Tuesday, August 09, 2005
Why do Americans have giant horse teeth?
The other weekend Stephane and I helped two of our friends (we'll call them Boy and Girl to keep their identities safe) move into their new gorgeous home. After a day of driving and moving boxes we relaxed in our local pub, Boy mentions that while we were driving he broke off part of his tooth after biting on a funky onion ring. He claims to have mentioned something about it as we were driving - I don't remember anything. He says he just dropped the broken bit of his tooth on the floor of the van without a second thought.
Now I have never lost part of my tooth before, but if I ever did, everyone within a five mile radius would be aware of the fact that a part of my body FELL OFF. He didn't seem too phased by it. Then Girl mentioned how she had lost part of her tooth eating a cornflake. A Cornflake! I mean, I had no idea that teeth could be so fickle and fragile. I then grabbed my front teeth between my two fingers and did the same to Girl (with her permission of course) and my teeth are at least twice the thickness of hers. Now I'm not going to go into stereotypes of the British having bad teeth. Its over played and not true. All Europeans have bad teeth, not just the British. Ok, ok, I'm being rude and I'm over exaggerating. I just happen to know a lot more Europeans (family, boyfriend, friends...) that have mouths full of metal fillings, dentures, plastic teeth. Now that doesn't mean they don't have beautiful smiles, we're not talking Austin Powers teeth or anything. But as Girl pointed out, Europeans only go to the dentist when their teeth hurt. Americans get cute little cards in the mail saying " time to clean those toothers" and reminding us to come in for our sixth month check-up.
But I have to think its more than just a country well informed about dental hygiene.

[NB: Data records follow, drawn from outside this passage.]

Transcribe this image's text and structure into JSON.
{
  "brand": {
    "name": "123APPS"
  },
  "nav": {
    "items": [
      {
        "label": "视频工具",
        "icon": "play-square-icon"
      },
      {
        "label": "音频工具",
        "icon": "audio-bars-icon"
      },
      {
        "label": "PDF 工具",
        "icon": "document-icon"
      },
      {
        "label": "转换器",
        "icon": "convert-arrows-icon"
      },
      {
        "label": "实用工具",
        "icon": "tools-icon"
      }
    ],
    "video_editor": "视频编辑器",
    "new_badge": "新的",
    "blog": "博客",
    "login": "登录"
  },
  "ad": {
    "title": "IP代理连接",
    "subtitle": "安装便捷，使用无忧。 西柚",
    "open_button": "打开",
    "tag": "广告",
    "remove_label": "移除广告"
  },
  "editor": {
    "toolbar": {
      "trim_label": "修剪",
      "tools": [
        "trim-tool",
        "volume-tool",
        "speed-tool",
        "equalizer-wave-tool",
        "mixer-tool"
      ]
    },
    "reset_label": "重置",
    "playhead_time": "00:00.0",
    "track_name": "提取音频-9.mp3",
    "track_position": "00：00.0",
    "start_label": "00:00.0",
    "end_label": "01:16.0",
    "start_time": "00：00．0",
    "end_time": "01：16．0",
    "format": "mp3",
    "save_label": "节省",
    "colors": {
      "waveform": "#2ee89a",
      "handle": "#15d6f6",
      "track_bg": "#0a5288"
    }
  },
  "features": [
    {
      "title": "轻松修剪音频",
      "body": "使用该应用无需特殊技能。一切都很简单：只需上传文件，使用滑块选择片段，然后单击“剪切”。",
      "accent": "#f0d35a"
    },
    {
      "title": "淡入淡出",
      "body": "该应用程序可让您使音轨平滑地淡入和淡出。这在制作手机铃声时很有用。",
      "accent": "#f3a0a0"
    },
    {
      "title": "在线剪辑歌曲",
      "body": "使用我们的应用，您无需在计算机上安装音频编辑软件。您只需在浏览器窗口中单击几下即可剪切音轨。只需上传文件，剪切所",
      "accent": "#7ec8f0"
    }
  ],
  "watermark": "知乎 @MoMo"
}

Fluoride in the water? Apparently they do that in England too, so that can't be the only reason why Americans have unusually thick and wide chomps. I think its the hormones we give our dairy cows that then finds it way in the milk we consumme. But I have of course no evidence or scientific information to back that up. But seriously, a Cornflake and an Onion ring caused Boy and Girl to lose a part of their smile.
While I'm sure I am thankful that whenever I go home to visit my mother in the states she always makes me squeeze in an appointment with my dentist, there's something nagging me. My Irish friend, who runs a bar frequented by many Americans (ok its not just "a bar" its my 2nd home) mentioned that all the Americans she has met have the same smile: too big and white for their own good, making us all kind of blend in together as one massive generic billboard for the American Dental Association. Are we losing character because of our similar, albeit healthy, smiles? Perhaps my European friends with their slightly crooked, somewhat chipped grins give off a real sense of character and individuality when they flash their, ahem, pearly whites. Like Lauren Hutton or Vanessa Paradis for example. Maybe we Americans are bitting off more than we can chew... but at least our teeth don't fall off while we do it.